Interface dataset entries:
::::
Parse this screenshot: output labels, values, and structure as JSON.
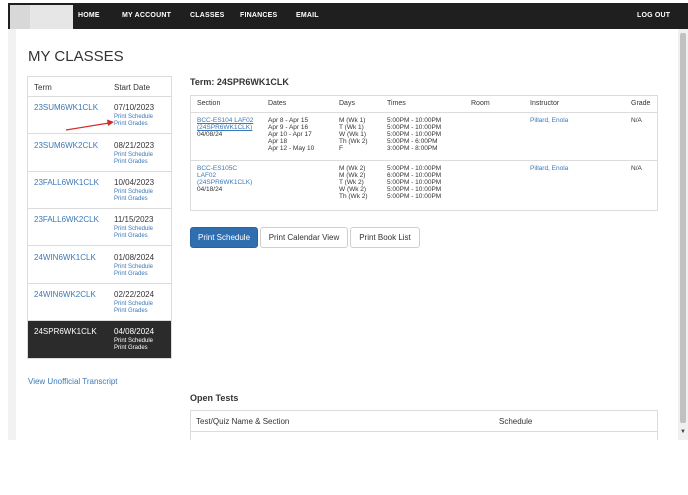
{
  "nav": {
    "items": [
      "HOME",
      "MY ACCOUNT",
      "CLASSES",
      "FINANCES",
      "EMAIL"
    ],
    "logout": "LOG OUT"
  },
  "page": {
    "title": "MY CLASSES"
  },
  "terms": {
    "headers": {
      "term": "Term",
      "start": "Start Date"
    },
    "print_schedule": "Print Schedule",
    "print_grades": "Print Grades",
    "rows": [
      {
        "code": "23SUM6WK1CLK",
        "date": "07/10/2023"
      },
      {
        "code": "23SUM6WK2CLK",
        "date": "08/21/2023"
      },
      {
        "code": "23FALL6WK1CLK",
        "date": "10/04/2023"
      },
      {
        "code": "23FALL6WK2CLK",
        "date": "11/15/2023"
      },
      {
        "code": "24WIN6WK1CLK",
        "date": "01/08/2024"
      },
      {
        "code": "24WIN6WK2CLK",
        "date": "02/22/2024"
      },
      {
        "code": "24SPR6WK1CLK",
        "date": "04/08/2024",
        "active": true
      }
    ]
  },
  "transcript_link": "View Unofficial Transcript",
  "schedule": {
    "heading": "Term: 24SPR6WK1CLK",
    "headers": [
      "Section",
      "Dates",
      "Days",
      "Times",
      "Room",
      "Instructor",
      "Grade"
    ],
    "rows": [
      {
        "section": [
          "BCC-ES104 LAF02",
          "(24SPR6WK1CLK)",
          "04/08/24"
        ],
        "dates": [
          "Apr 8 - Apr 15",
          "Apr 9 - Apr 16",
          "Apr 10 - Apr 17",
          "Apr 18",
          "Apr 12 - May 10"
        ],
        "days": [
          "M (Wk 1)",
          "T (Wk 1)",
          "W (Wk 1)",
          "Th (Wk 2)",
          "F"
        ],
        "times": [
          "5:00PM - 10:00PM",
          "5:00PM - 10:00PM",
          "5:00PM - 10:00PM",
          "5:00PM - 6:00PM",
          "3:00PM - 8:00PM"
        ],
        "room": "",
        "instructor": "Pillard, Enola",
        "grade": "N/A"
      },
      {
        "section": [
          "BCC-ES105C",
          "LAF02",
          "(24SPR6WK1CLK)",
          "04/18/24"
        ],
        "dates": [],
        "days": [
          "M (Wk 2)",
          "M (Wk 2)",
          "T (Wk 2)",
          "W (Wk 2)",
          "Th (Wk 2)"
        ],
        "times": [
          "5:00PM - 10:00PM",
          "6:00PM - 10:00PM",
          "5:00PM - 10:00PM",
          "5:00PM - 10:00PM",
          "5:00PM - 10:00PM"
        ],
        "room": "",
        "instructor": "Pillard, Enola",
        "grade": "N/A"
      }
    ]
  },
  "buttons": {
    "print_schedule": "Print Schedule",
    "print_calendar": "Print Calendar View",
    "print_booklist": "Print Book List"
  },
  "open_tests": {
    "heading": "Open Tests",
    "headers": {
      "name": "Test/Quiz Name & Section",
      "schedule": "Schedule"
    }
  },
  "colors": {
    "nav_bg": "#1f1f1f",
    "link": "#3a78b8",
    "primary_button": "#2f6fb0",
    "active_row": "#2b2b2b",
    "annotation_arrow": "#d42a2a"
  }
}
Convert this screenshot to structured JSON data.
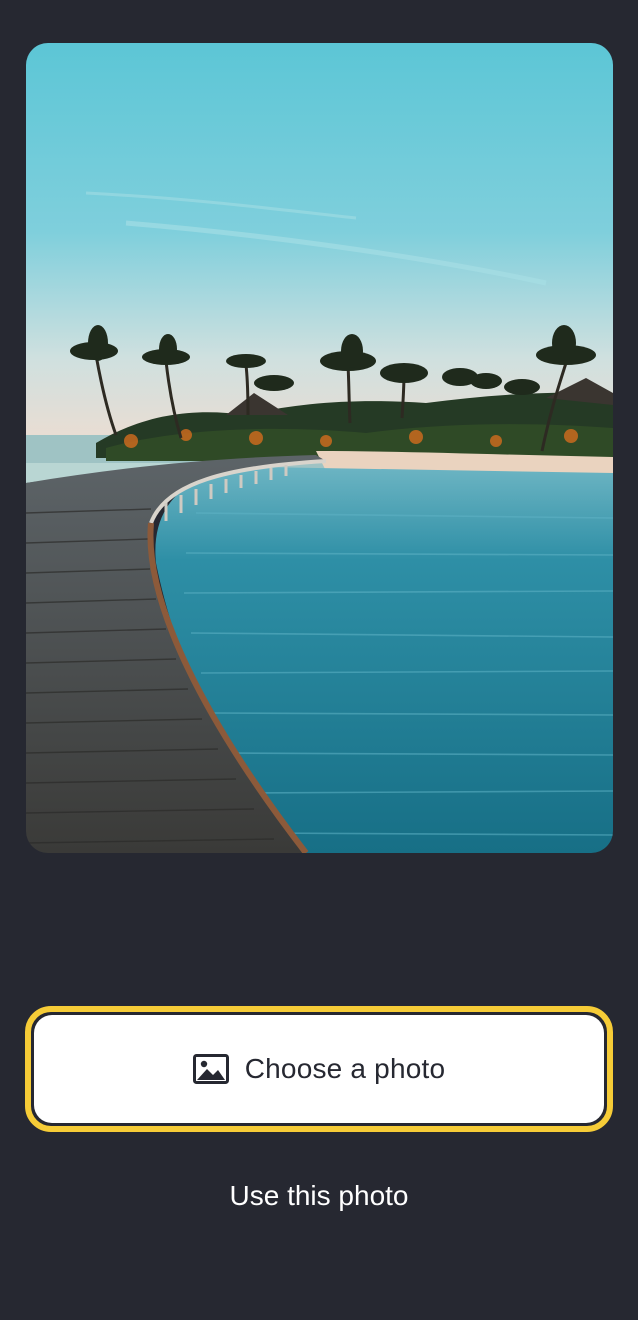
{
  "photo": {
    "subject": "beach-boardwalk-photo"
  },
  "actions": {
    "choose_photo_label": "Choose a photo",
    "choose_photo_icon": "image-icon",
    "use_photo_label": "Use this photo"
  },
  "colors": {
    "background": "#262831",
    "focus_ring": "#f6cc37",
    "button_fill": "#ffffff"
  }
}
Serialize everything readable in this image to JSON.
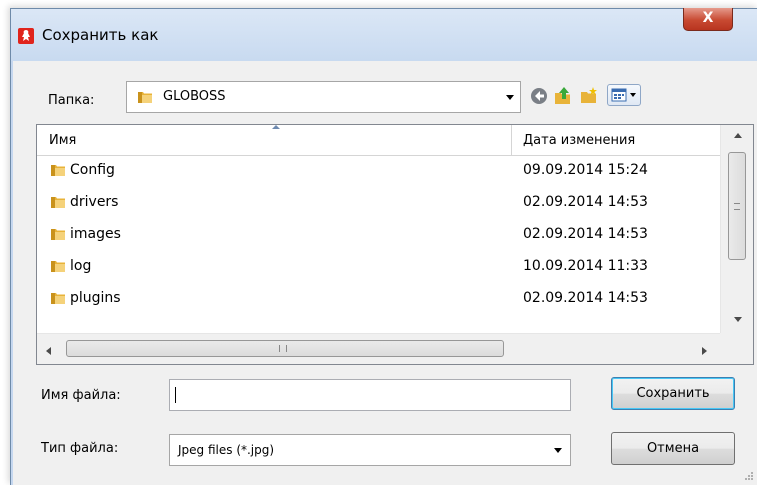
{
  "window": {
    "title": "Сохранить как",
    "close_label": "X"
  },
  "lookin": {
    "label": "Папка:",
    "value": "GLOBOSS"
  },
  "toolbar": {
    "icons": [
      "back-icon",
      "up-folder-icon",
      "new-folder-icon",
      "views-menu-icon"
    ]
  },
  "filelist": {
    "columns": {
      "name": "Имя",
      "date": "Дата изменения"
    },
    "sort_column": "Имя",
    "rows": [
      {
        "name": "Config",
        "date": "09.09.2014 15:24"
      },
      {
        "name": "drivers",
        "date": "02.09.2014 14:53"
      },
      {
        "name": "images",
        "date": "02.09.2014 14:53"
      },
      {
        "name": "log",
        "date": "10.09.2014 11:33"
      },
      {
        "name": "plugins",
        "date": "02.09.2014 14:53"
      }
    ],
    "hscroll_grip": "III"
  },
  "filename": {
    "label": "Имя файла:",
    "value": ""
  },
  "filetype": {
    "label": "Тип файла:",
    "value": "Jpeg files (*.jpg)"
  },
  "buttons": {
    "save": "Сохранить",
    "cancel": "Отмена"
  },
  "colors": {
    "window_frame": "#c5d7ef",
    "close_button": "#c84a32",
    "folder": "#e8b339",
    "default_button_glow": "#48c7f5"
  }
}
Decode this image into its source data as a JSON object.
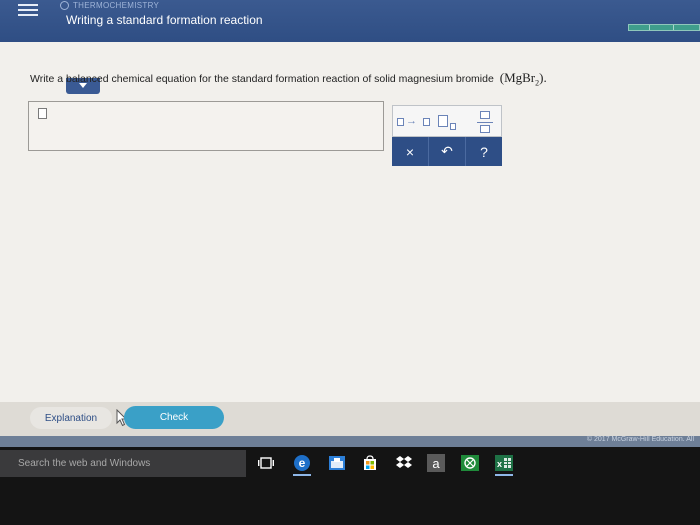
{
  "header": {
    "topic_label": "THERMOCHEMISTRY",
    "title": "Writing a standard formation reaction",
    "progress_fraction": 1.0
  },
  "question": {
    "text": "Write a balanced chemical equation for the standard formation reaction of solid magnesium bromide",
    "formula_open": "(",
    "formula_main": "MgBr",
    "formula_subscript": "2",
    "formula_close": ")."
  },
  "answer": {
    "value": ""
  },
  "palette": {
    "reaction_arrow": "→",
    "clear_symbol": "×",
    "undo_symbol": "↶",
    "help_symbol": "?"
  },
  "actions": {
    "explanation_label": "Explanation",
    "check_label": "Check"
  },
  "footer": {
    "copyright": "© 2017 McGraw-Hill Education. All"
  },
  "taskbar": {
    "search_placeholder": "Search the web and Windows",
    "amazon_glyph": "a",
    "excel_glyph": "x"
  },
  "colors": {
    "header_blue": "#2f4e84",
    "palette_blue": "#2e4e86",
    "check_blue": "#3aa0c7",
    "progress_green": "#3f9e8c",
    "edge_blue": "#1e6fc8",
    "store_orange": "#f09a1e",
    "maps_blue": "#2c7fd8",
    "dropbox_blue": "#2f8fe8",
    "xbox_green": "#1f8a3a",
    "excel_green": "#1e7145"
  },
  "icons": {
    "menu": "hamburger-menu-icon",
    "task_view": "task-view-icon",
    "edge": "edge-browser-icon",
    "store": "store-icon",
    "maps": "maps-icon",
    "dropbox": "dropbox-icon",
    "amazon": "amazon-icon",
    "xbox": "xbox-icon",
    "excel": "excel-icon"
  }
}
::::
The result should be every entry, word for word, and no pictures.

▶ **Result below**
Parse this screenshot: output labels, values, and structure as JSON.
{
  "nav": {
    "items": [
      "HOME",
      "MY ACCOUNT",
      "CLASSES",
      "FINANCES",
      "EMAIL"
    ],
    "logout": "LOG OUT"
  },
  "page": {
    "title": "MY CLASSES"
  },
  "terms": {
    "headers": {
      "term": "Term",
      "start": "Start Date"
    },
    "print_schedule": "Print Schedule",
    "print_grades": "Print Grades",
    "rows": [
      {
        "code": "23SUM6WK1CLK",
        "date": "07/10/2023"
      },
      {
        "code": "23SUM6WK2CLK",
        "date": "08/21/2023"
      },
      {
        "code": "23FALL6WK1CLK",
        "date": "10/04/2023"
      },
      {
        "code": "23FALL6WK2CLK",
        "date": "11/15/2023"
      },
      {
        "code": "24WIN6WK1CLK",
        "date": "01/08/2024"
      },
      {
        "code": "24WIN6WK2CLK",
        "date": "02/22/2024"
      },
      {
        "code": "24SPR6WK1CLK",
        "date": "04/08/2024",
        "active": true
      }
    ]
  },
  "transcript_link": "View Unofficial Transcript",
  "schedule": {
    "heading": "Term: 24SPR6WK1CLK",
    "headers": [
      "Section",
      "Dates",
      "Days",
      "Times",
      "Room",
      "Instructor",
      "Grade"
    ],
    "rows": [
      {
        "section": [
          "BCC-ES104 LAF02",
          "(24SPR6WK1CLK)",
          "04/08/24"
        ],
        "dates": [
          "Apr 8 - Apr 15",
          "Apr 9 - Apr 16",
          "Apr 10 - Apr 17",
          "Apr 18",
          "Apr 12 - May 10"
        ],
        "days": [
          "M (Wk 1)",
          "T (Wk 1)",
          "W (Wk 1)",
          "Th (Wk 2)",
          "F"
        ],
        "times": [
          "5:00PM - 10:00PM",
          "5:00PM - 10:00PM",
          "5:00PM - 10:00PM",
          "5:00PM - 6:00PM",
          "3:00PM - 8:00PM"
        ],
        "room": "",
        "instructor": "Pillard, Enola",
        "grade": "N/A"
      },
      {
        "section": [
          "BCC-ES105C",
          "LAF02",
          "(24SPR6WK1CLK)",
          "04/18/24"
        ],
        "dates": [],
        "days": [
          "M (Wk 2)",
          "M (Wk 2)",
          "T (Wk 2)",
          "W (Wk 2)",
          "Th (Wk 2)"
        ],
        "times": [
          "5:00PM - 10:00PM",
          "6:00PM - 10:00PM",
          "5:00PM - 10:00PM",
          "5:00PM - 10:00PM",
          "5:00PM - 10:00PM"
        ],
        "room": "",
        "instructor": "Pillard, Enola",
        "grade": "N/A"
      }
    ]
  },
  "buttons": {
    "print_schedule": "Print Schedule",
    "print_calendar": "Print Calendar View",
    "print_booklist": "Print Book List"
  },
  "open_tests": {
    "heading": "Open Tests",
    "headers": {
      "name": "Test/Quiz Name & Section",
      "schedule": "Schedule"
    }
  },
  "colors": {
    "nav_bg": "#1f1f1f",
    "link": "#3a78b8",
    "primary_button": "#2f6fb0",
    "active_row": "#2b2b2b",
    "annotation_arrow": "#d42a2a"
  }
}
Convert this screenshot to structured JSON data.
{
  "photo": {
    "subject": "beach-boardwalk-photo"
  },
  "actions": {
    "choose_photo_label": "Choose a photo",
    "choose_photo_icon": "image-icon",
    "use_photo_label": "Use this photo"
  },
  "colors": {
    "background": "#262831",
    "focus_ring": "#f6cc37",
    "button_fill": "#ffffff"
  }
}
Serialize everything readable in this image to JSON.
{
  "window": {
    "title": "Сохранить как",
    "close_label": "X"
  },
  "lookin": {
    "label": "Папка:",
    "value": "GLOBOSS"
  },
  "toolbar": {
    "icons": [
      "back-icon",
      "up-folder-icon",
      "new-folder-icon",
      "views-menu-icon"
    ]
  },
  "filelist": {
    "columns": {
      "name": "Имя",
      "date": "Дата изменения"
    },
    "sort_column": "Имя",
    "rows": [
      {
        "name": "Config",
        "date": "09.09.2014 15:24"
      },
      {
        "name": "drivers",
        "date": "02.09.2014 14:53"
      },
      {
        "name": "images",
        "date": "02.09.2014 14:53"
      },
      {
        "name": "log",
        "date": "10.09.2014 11:33"
      },
      {
        "name": "plugins",
        "date": "02.09.2014 14:53"
      }
    ],
    "hscroll_grip": "III"
  },
  "filename": {
    "label": "Имя файла:",
    "value": ""
  },
  "filetype": {
    "label": "Тип файла:",
    "value": "Jpeg files (*.jpg)"
  },
  "buttons": {
    "save": "Сохранить",
    "cancel": "Отмена"
  },
  "colors": {
    "window_frame": "#c5d7ef",
    "close_button": "#c84a32",
    "folder": "#e8b339",
    "default_button_glow": "#48c7f5"
  }
}
Decode this image into its source data as a JSON object.
{
  "header": {
    "topic_label": "THERMOCHEMISTRY",
    "title": "Writing a standard formation reaction",
    "progress_fraction": 1.0
  },
  "question": {
    "text": "Write a balanced chemical equation for the standard formation reaction of solid magnesium bromide",
    "formula_open": "(",
    "formula_main": "MgBr",
    "formula_subscript": "2",
    "formula_close": ")."
  },
  "answer": {
    "value": ""
  },
  "palette": {
    "reaction_arrow": "→",
    "clear_symbol": "×",
    "undo_symbol": "↶",
    "help_symbol": "?"
  },
  "actions": {
    "explanation_label": "Explanation",
    "check_label": "Check"
  },
  "footer": {
    "copyright": "© 2017 McGraw-Hill Education. All"
  },
  "taskbar": {
    "search_placeholder": "Search the web and Windows",
    "amazon_glyph": "a",
    "excel_glyph": "x"
  },
  "colors": {
    "header_blue": "#2f4e84",
    "palette_blue": "#2e4e86",
    "check_blue": "#3aa0c7",
    "progress_green": "#3f9e8c",
    "edge_blue": "#1e6fc8",
    "store_orange": "#f09a1e",
    "maps_blue": "#2c7fd8",
    "dropbox_blue": "#2f8fe8",
    "xbox_green": "#1f8a3a",
    "excel_green": "#1e7145"
  },
  "icons": {
    "menu": "hamburger-menu-icon",
    "task_view": "task-view-icon",
    "edge": "edge-browser-icon",
    "store": "store-icon",
    "maps": "maps-icon",
    "dropbox": "dropbox-icon",
    "amazon": "amazon-icon",
    "xbox": "xbox-icon",
    "excel": "excel-icon"
  }
}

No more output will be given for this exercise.